The move is aimed at reducing the pendency of cases. Yogi said that the police usually registers petty cases against people’s representatives staging dharna or protesting on some issue. “These cases should be closed.”
#1. Pune University just announced that gold medals will be given only to those students who are completely vegetarian. How do you even comment? What do you say?
#2. In Kerala, an RSS worker inadvertently blew up the roof of his home — one of those innocent accidents that happen when you are trying to make bombs, presumably for purely peaceful purposes. Remember this post?
The recent Jat agitation for reservations left at least 30 dead and approximately 200 injured, besides who knows how many women raped, their lives shattered. It also resulted in a reported Rs 250 crore in damages to the Railways; Assocham estimates Rs 20,000 crore loss overall. In its wake, the state government has been reduced to saying it will issue gun licenses to traders who suffered at the hands of the rioters — just what we need, open anarchy with everyone shooting at everyone else.

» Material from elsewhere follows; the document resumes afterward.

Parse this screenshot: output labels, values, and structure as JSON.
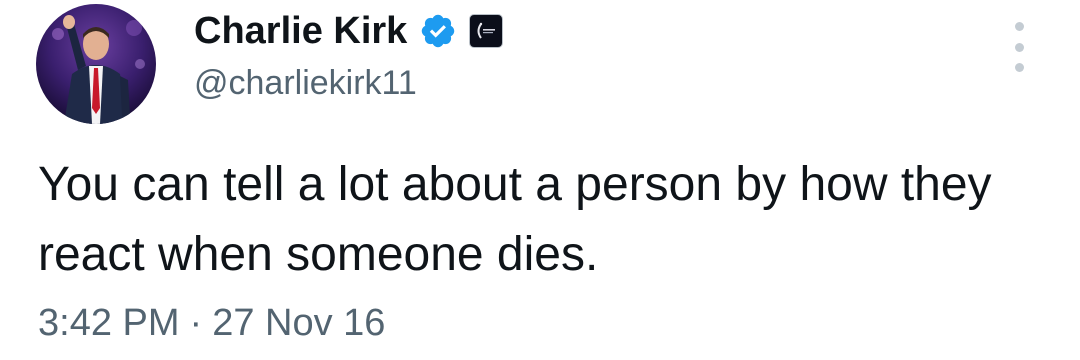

Law and order outsourced is an emerging business model, seemingly.
So now what do we have? Jat leaders saying cases of arson and rioting registered against the community should be withdrawn, or the riots will start again, and be worse. The community has actually set a deadline — 72 hours — for government compliance.

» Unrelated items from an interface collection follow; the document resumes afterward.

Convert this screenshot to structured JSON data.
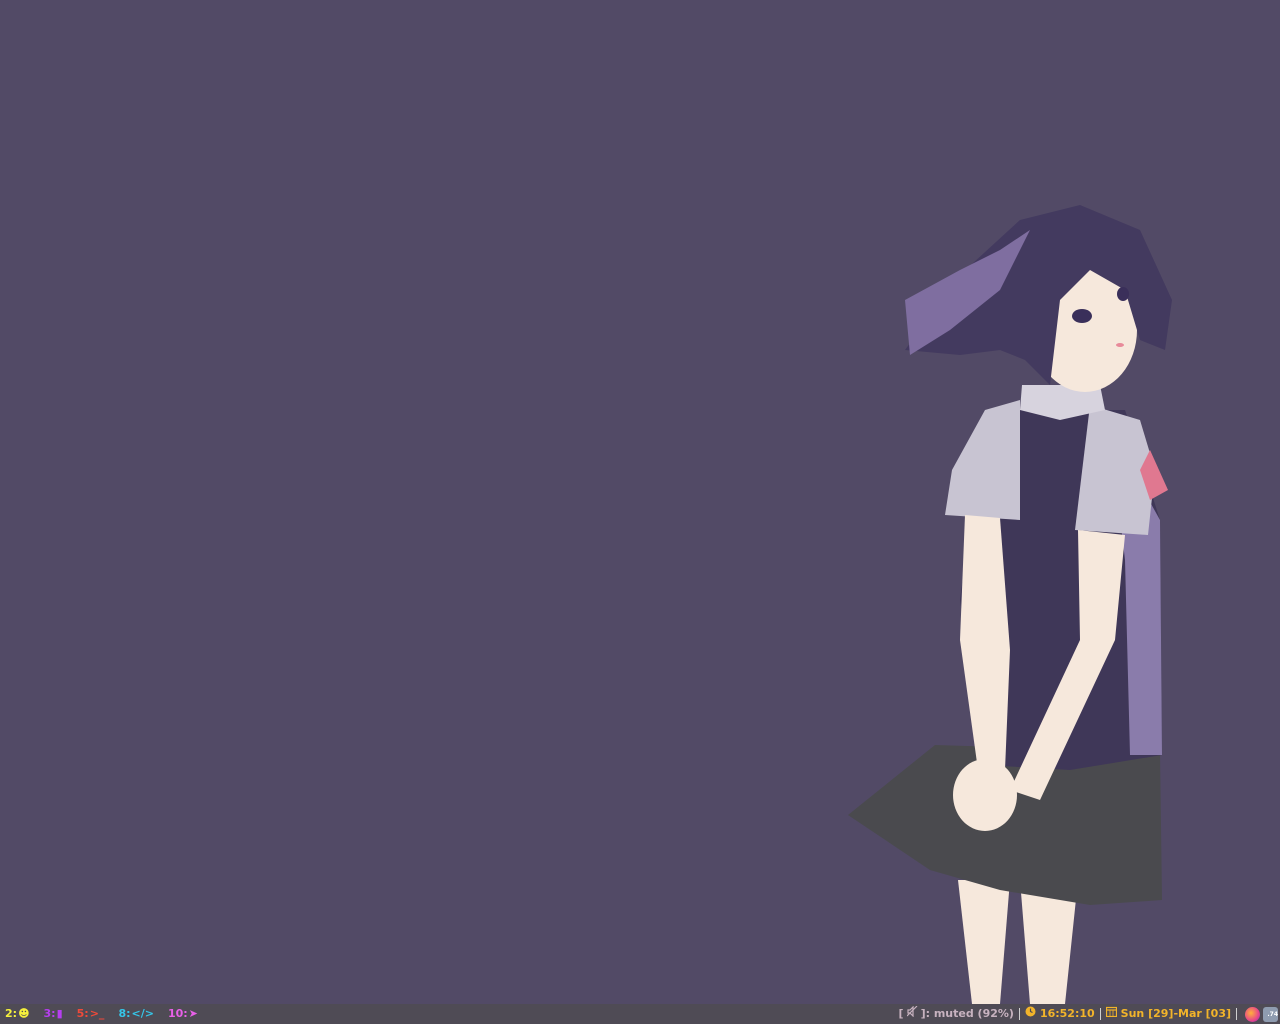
{
  "workspaces": [
    {
      "num": "2:",
      "glyph": "☻",
      "icon": "smiley-icon",
      "color": "#f5f03c"
    },
    {
      "num": "3:",
      "glyph": "▮",
      "icon": "file-icon",
      "color": "#b63ef0"
    },
    {
      "num": "5:",
      "glyph": ">_",
      "icon": "terminal-icon",
      "color": "#ef4a3a"
    },
    {
      "num": "8:",
      "glyph": "</>",
      "icon": "code-icon",
      "color": "#35c6e8"
    },
    {
      "num": "10:",
      "glyph": "➤",
      "icon": "send-icon",
      "color": "#e860e8"
    }
  ],
  "status": {
    "volume": {
      "open": "[",
      "close": "]",
      "text": ": muted (92%)",
      "icon": "muted-speaker-icon",
      "color": "#c7b2bf"
    },
    "clock": {
      "text": "16:52:10",
      "icon": "clock-icon",
      "color": "#f2b42a"
    },
    "date": {
      "text": "Sun [29]-Mar [03]",
      "icon": "calendar-icon",
      "color": "#f2b42a"
    }
  },
  "tray": [
    {
      "icon": "firefox-icon",
      "color": "#e8458a"
    },
    {
      "icon": "weather-icon",
      "label": ".74",
      "color": "#8f9cb0"
    }
  ]
}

Why is this not sedition?
“Polarisation” is often talked of as a political ploy. This is what happens when you play the politics of division, of polarisation — you lose control. And it all goes up in flames.

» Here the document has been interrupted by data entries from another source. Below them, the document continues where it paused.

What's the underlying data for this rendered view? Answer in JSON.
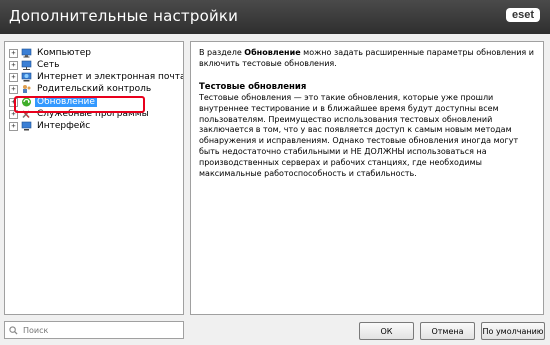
{
  "window": {
    "title": "Дополнительные настройки",
    "logo": "eset"
  },
  "tree": {
    "items": [
      {
        "label": "Компьютер",
        "icon": "computer-icon",
        "expanded": false
      },
      {
        "label": "Сеть",
        "icon": "network-icon",
        "expanded": false
      },
      {
        "label": "Интернет и электронная почта",
        "icon": "globe-icon",
        "expanded": false
      },
      {
        "label": "Родительский контроль",
        "icon": "parental-control-icon",
        "expanded": false
      },
      {
        "label": "Обновление",
        "icon": "update-icon",
        "expanded": false,
        "selected": true
      },
      {
        "label": "Служебные программы",
        "icon": "tools-icon",
        "expanded": false
      },
      {
        "label": "Интерфейс",
        "icon": "monitor-icon",
        "expanded": false
      }
    ]
  },
  "detail": {
    "intro_pre": "В разделе ",
    "intro_bold": "Обновление",
    "intro_post": " можно задать расширенные параметры обновления и включить тестовые обновления.",
    "heading": "Тестовые обновления",
    "body": "Тестовые обновления — это такие обновления, которые уже прошли внутреннее тестирование и в ближайшее время будут доступны всем пользователям. Преимущество использования тестовых обновлений заключается в том, что у вас появляется доступ к самым новым методам обнаружения и исправлениям. Однако тестовые обновления иногда могут быть недостаточно стабильными и НЕ ДОЛЖНЫ использоваться на производственных серверах и рабочих станциях, где необходимы максимальные работоспособность и стабильность."
  },
  "search": {
    "placeholder": "Поиск"
  },
  "buttons": {
    "ok": "ОК",
    "cancel": "Отмена",
    "default": "По умолчанию"
  },
  "colors": {
    "selection": "#3399ff",
    "highlight_box": "#e8001c",
    "titlebar": "#3a3a3a"
  }
}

In passing, reading Anumeha Yadav’s piece rebutting the spontaneous combustion theory of the Jat riots.
Via Madhu Kishwar, a good point to ponder on:
The recent violence in Haryana was not ‘spur of the moment’, reports Anumeha Yadav for Scroll — it was cynical politics that finally boiled over.
Here’s how, and why.